▶ Aim of the task: Gather all lines in the entries that include the word "record".

▶ Data provided:
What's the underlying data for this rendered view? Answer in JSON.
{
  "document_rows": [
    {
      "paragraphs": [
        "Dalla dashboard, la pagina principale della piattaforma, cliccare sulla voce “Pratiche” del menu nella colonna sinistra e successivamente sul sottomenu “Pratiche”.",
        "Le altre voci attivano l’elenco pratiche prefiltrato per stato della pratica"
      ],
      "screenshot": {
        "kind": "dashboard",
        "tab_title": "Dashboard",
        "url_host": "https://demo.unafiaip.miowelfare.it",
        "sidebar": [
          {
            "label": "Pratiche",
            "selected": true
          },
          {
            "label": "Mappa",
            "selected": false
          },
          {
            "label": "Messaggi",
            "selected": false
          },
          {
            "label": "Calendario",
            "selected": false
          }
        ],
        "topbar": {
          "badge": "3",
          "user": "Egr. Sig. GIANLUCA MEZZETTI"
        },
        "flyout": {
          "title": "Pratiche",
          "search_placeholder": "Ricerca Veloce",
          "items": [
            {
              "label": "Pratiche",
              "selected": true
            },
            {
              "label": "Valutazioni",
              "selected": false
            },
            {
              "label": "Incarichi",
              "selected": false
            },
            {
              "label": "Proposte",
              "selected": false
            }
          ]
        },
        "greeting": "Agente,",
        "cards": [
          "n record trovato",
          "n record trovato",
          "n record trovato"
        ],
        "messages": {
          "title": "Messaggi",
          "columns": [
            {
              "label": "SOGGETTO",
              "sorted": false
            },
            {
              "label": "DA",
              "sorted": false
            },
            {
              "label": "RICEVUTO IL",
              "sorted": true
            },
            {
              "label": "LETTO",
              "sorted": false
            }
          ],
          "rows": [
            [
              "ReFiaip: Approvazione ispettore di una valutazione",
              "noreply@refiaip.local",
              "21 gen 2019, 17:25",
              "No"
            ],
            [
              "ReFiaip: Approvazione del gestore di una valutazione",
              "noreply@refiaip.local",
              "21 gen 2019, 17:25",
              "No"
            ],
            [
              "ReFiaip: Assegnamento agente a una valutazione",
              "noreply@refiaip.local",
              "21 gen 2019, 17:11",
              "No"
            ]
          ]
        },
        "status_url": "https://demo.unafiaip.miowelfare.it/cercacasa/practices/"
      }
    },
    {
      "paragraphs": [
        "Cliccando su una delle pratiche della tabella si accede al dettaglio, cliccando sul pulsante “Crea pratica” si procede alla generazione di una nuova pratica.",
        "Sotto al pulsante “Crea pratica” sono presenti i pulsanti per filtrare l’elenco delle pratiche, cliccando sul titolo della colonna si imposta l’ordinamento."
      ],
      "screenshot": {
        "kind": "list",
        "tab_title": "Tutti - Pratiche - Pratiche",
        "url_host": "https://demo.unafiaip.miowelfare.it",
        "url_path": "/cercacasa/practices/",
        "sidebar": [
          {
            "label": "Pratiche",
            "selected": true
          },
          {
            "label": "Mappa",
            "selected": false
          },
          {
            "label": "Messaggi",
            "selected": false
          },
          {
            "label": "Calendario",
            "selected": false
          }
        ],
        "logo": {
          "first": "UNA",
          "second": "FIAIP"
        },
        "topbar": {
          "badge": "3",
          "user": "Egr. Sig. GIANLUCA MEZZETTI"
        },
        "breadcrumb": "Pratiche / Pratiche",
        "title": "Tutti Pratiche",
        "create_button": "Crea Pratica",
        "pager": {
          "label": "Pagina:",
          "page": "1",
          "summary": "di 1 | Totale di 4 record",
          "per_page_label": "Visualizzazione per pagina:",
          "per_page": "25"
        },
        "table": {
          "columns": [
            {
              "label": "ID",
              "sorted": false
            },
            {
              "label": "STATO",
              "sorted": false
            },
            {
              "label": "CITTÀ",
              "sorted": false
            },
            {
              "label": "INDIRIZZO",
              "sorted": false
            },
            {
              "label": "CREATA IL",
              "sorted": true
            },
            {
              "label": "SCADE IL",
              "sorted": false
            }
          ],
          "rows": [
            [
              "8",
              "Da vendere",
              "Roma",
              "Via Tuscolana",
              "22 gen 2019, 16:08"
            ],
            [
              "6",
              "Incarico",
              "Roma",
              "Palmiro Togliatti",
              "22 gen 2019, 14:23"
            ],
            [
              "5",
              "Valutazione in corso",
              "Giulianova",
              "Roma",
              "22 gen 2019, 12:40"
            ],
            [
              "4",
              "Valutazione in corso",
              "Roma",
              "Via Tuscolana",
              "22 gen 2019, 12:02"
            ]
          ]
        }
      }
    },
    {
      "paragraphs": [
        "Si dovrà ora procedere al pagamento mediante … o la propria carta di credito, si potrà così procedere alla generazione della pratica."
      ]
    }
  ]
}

▶ Solved problem:
          "n record trovato",
          "n record trovato",
          "n record trovato"
          "summary": "di 1 | Totale di 4 record",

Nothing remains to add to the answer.